● **What this task involves**: Filter the entries that follow, copying every line in which the word "Chọn" appears.

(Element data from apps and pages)

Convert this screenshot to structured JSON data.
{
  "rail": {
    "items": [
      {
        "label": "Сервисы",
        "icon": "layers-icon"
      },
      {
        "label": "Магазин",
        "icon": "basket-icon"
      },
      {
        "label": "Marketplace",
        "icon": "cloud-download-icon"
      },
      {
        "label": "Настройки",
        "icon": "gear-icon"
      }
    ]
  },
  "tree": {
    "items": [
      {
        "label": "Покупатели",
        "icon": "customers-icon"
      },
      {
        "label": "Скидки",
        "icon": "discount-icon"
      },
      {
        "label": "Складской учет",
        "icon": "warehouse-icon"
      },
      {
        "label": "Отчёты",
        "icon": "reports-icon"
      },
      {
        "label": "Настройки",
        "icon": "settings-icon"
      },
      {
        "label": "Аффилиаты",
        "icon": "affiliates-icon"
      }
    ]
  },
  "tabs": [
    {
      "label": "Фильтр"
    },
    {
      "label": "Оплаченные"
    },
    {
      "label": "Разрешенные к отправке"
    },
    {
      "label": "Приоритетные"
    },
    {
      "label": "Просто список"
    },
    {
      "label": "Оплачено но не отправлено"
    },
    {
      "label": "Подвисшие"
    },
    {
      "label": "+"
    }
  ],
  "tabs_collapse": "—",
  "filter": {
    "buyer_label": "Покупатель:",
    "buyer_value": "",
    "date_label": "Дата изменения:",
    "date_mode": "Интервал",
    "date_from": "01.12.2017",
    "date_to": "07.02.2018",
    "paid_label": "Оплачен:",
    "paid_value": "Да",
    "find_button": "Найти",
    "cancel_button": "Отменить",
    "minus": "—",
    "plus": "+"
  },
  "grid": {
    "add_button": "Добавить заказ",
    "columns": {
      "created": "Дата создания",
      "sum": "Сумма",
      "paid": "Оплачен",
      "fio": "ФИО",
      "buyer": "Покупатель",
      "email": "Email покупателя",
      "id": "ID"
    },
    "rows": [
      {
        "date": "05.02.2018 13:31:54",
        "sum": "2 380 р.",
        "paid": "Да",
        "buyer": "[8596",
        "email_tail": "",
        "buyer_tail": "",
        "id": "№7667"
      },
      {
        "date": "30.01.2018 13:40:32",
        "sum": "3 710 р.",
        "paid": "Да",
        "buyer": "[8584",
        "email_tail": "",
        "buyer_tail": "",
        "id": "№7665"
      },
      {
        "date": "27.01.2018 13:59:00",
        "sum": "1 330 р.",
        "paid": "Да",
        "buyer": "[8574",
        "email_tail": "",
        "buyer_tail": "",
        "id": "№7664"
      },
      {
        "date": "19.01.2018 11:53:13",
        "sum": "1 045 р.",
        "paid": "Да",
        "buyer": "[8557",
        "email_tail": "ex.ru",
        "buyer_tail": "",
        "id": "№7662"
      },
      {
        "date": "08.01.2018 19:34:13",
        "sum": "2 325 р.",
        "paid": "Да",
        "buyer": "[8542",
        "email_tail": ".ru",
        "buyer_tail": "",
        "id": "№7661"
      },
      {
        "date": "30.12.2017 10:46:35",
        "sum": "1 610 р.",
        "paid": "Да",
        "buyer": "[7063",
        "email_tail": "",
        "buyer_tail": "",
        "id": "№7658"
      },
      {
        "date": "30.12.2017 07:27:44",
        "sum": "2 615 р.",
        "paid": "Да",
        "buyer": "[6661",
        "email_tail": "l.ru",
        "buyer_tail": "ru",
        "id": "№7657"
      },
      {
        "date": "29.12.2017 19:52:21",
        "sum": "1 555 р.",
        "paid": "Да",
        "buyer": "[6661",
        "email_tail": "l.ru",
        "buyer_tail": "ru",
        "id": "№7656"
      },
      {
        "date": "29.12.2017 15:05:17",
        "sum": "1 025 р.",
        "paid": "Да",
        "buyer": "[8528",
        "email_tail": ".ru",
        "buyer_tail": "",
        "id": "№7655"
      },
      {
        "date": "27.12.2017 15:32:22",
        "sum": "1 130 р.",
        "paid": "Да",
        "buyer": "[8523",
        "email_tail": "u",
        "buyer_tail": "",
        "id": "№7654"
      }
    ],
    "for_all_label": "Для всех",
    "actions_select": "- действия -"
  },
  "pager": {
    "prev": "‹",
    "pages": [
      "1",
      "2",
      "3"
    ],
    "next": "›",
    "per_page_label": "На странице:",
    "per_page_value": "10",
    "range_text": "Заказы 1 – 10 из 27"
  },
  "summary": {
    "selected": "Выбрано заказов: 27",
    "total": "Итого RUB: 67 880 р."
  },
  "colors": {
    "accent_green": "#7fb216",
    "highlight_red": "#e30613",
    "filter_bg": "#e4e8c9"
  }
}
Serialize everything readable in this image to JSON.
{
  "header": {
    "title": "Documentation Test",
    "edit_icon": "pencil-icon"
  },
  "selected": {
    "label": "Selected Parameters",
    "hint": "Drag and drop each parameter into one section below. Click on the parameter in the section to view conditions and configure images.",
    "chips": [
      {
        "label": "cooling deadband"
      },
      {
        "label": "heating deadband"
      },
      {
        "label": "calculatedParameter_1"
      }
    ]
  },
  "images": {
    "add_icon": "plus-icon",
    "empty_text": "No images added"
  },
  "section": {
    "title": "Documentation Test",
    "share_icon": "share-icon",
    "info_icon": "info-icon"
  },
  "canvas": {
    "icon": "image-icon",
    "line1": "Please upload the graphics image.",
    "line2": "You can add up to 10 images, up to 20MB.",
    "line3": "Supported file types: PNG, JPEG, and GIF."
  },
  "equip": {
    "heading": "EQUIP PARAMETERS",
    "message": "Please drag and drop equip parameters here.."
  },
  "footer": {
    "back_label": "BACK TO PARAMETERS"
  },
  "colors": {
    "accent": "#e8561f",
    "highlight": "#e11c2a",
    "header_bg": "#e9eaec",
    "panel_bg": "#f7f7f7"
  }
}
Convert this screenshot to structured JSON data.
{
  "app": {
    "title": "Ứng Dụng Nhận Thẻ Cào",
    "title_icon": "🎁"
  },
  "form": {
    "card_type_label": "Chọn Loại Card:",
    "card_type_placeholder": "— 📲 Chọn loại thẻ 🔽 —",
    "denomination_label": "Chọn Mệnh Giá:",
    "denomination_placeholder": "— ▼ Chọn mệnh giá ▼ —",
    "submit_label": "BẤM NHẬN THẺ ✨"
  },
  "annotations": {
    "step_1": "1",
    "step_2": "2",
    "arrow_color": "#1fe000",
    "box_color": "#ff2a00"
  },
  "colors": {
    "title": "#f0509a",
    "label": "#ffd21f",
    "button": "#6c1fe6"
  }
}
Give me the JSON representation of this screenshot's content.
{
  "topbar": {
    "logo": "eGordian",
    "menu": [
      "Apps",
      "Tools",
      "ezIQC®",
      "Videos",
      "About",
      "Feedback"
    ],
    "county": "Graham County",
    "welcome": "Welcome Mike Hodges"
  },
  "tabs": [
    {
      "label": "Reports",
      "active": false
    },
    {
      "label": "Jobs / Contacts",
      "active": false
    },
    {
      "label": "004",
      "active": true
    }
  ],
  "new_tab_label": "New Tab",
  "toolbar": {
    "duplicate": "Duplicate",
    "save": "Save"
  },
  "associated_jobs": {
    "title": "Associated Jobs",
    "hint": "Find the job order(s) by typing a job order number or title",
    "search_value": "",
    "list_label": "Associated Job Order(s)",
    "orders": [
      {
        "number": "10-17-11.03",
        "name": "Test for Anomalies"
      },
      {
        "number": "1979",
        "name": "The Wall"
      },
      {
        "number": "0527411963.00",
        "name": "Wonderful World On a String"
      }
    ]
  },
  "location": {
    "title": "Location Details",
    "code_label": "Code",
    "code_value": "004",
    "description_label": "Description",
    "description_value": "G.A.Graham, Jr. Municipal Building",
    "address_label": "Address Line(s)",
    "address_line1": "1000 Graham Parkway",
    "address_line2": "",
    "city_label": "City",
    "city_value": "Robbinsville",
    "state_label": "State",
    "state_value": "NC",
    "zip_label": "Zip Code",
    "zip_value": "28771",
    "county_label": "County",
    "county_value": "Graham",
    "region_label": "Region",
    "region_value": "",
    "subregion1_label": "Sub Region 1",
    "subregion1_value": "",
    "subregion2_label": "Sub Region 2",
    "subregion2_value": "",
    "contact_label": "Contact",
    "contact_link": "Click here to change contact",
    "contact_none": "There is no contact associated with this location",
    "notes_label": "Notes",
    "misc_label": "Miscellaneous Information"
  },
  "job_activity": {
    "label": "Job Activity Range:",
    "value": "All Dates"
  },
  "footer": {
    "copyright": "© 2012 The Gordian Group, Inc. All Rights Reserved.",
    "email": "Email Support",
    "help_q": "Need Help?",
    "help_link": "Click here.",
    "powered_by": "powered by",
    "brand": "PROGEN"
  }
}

● **Solution for this exercise**:
    "card_type_label": "Chọn Loại Card:",
    "card_type_placeholder": "— 📲 Chọn loại thẻ 🔽 —",
    "denomination_label": "Chọn Mệnh Giá:",
    "denomination_placeholder": "— ▼ Chọn mệnh giá ▼ —",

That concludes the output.